Goal of the exercise :: Wherever the word "name" occurs in the listing below, copy that whole line.

###

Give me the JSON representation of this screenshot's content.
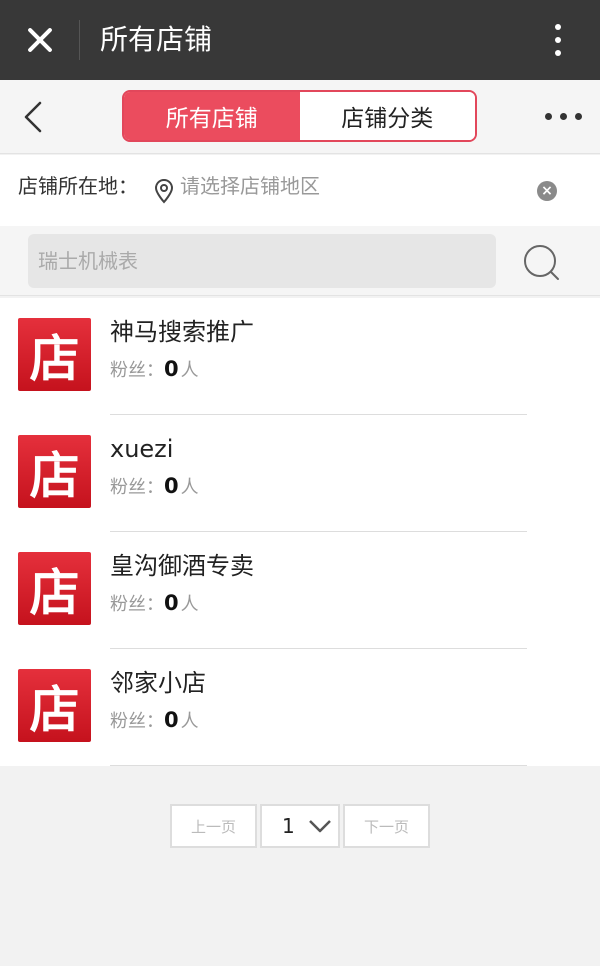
{
  "header": {
    "title": "所有店铺"
  },
  "nav": {
    "tabs": [
      {
        "label": "所有店铺",
        "active": true
      },
      {
        "label": "店铺分类",
        "active": false
      }
    ]
  },
  "location": {
    "label": "店铺所在地：",
    "placeholder": "请选择店铺地区"
  },
  "search": {
    "placeholder": "瑞士机械表"
  },
  "stores": [
    {
      "logo": "店",
      "name": "神马搜索推广",
      "fans_label": "粉丝：",
      "fans": "0",
      "unit": "人"
    },
    {
      "logo": "店",
      "name": "xuezi",
      "fans_label": "粉丝：",
      "fans": "0",
      "unit": "人"
    },
    {
      "logo": "店",
      "name": "皇沟御酒专卖",
      "fans_label": "粉丝：",
      "fans": "0",
      "unit": "人"
    },
    {
      "logo": "店",
      "name": "邻家小店",
      "fans_label": "粉丝：",
      "fans": "0",
      "unit": "人"
    }
  ],
  "pagination": {
    "prev": "上一页",
    "page": "1",
    "next": "下一页"
  },
  "colors": {
    "accent": "#eb4c5e",
    "titlebar": "#383838",
    "logo": "#d9222e"
  }
}
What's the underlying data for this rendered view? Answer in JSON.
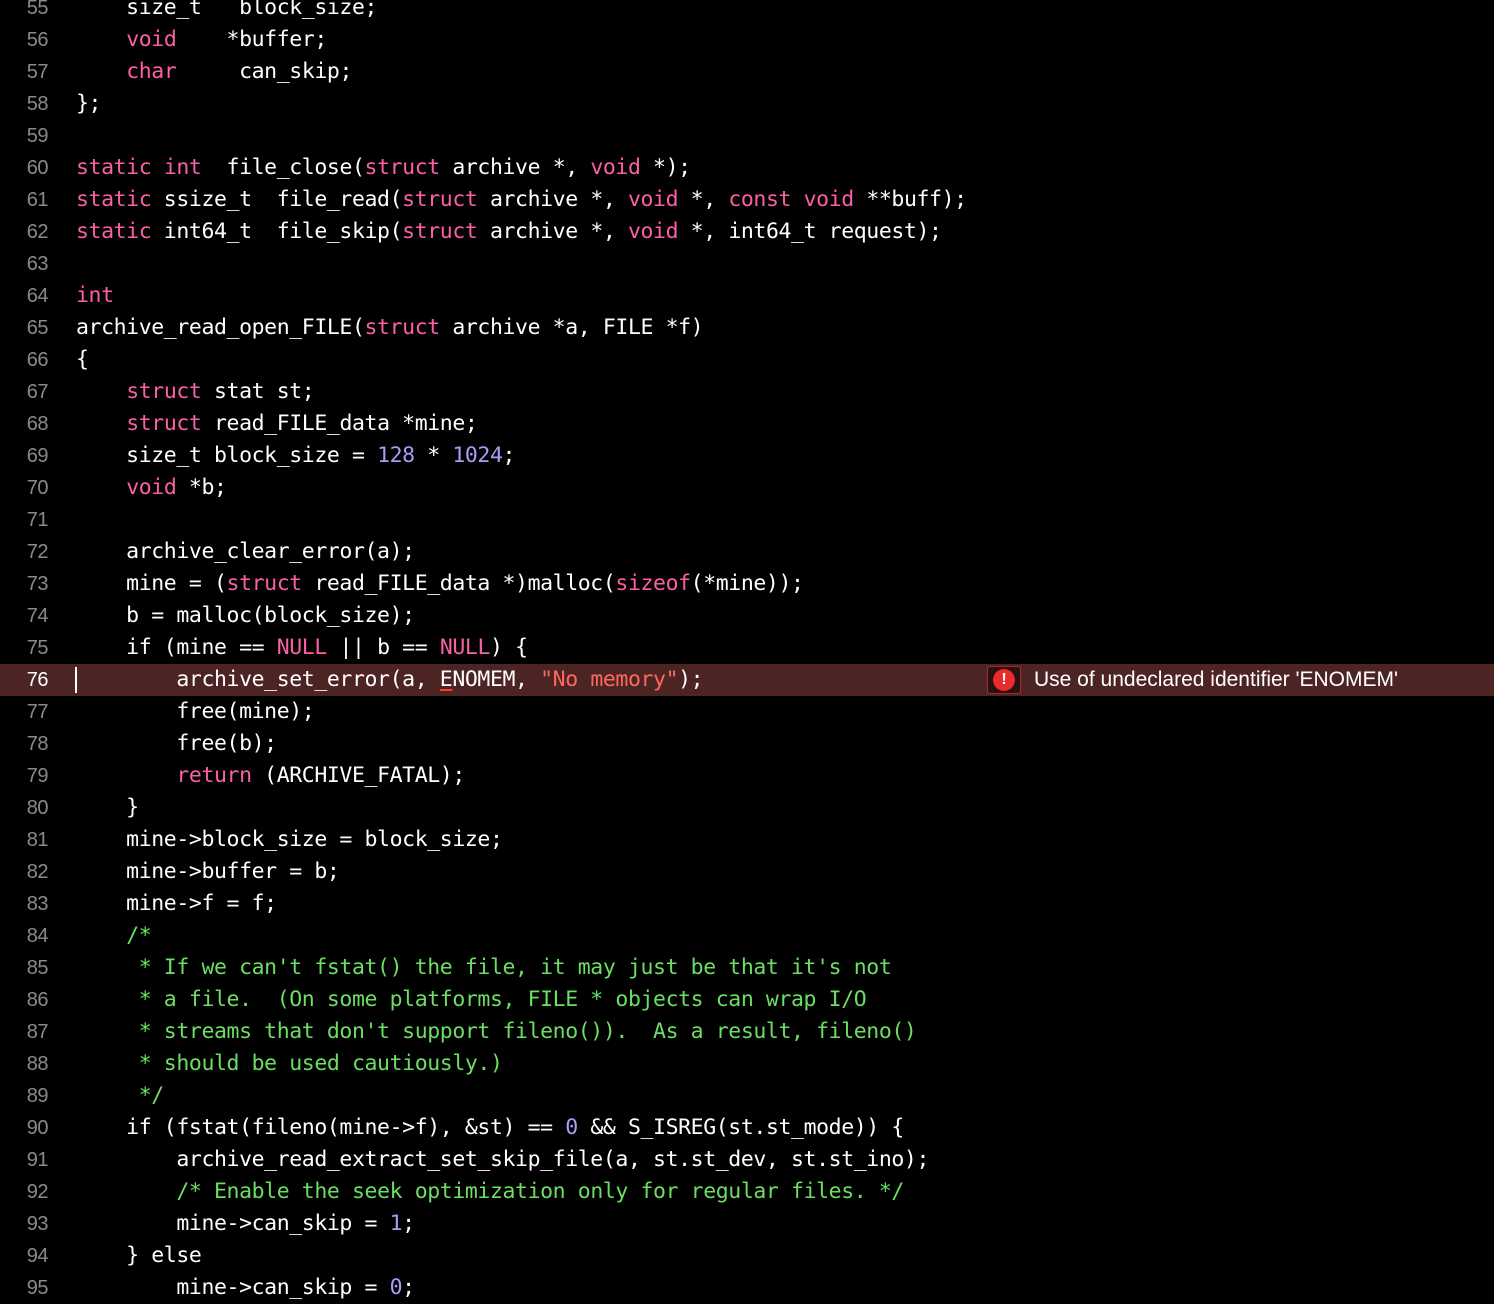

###

Answer section ::
      "name": "神马搜索推广",
      "name": "xuezi",
      "name": "皇沟御酒专卖",
      "name": "邻家小店",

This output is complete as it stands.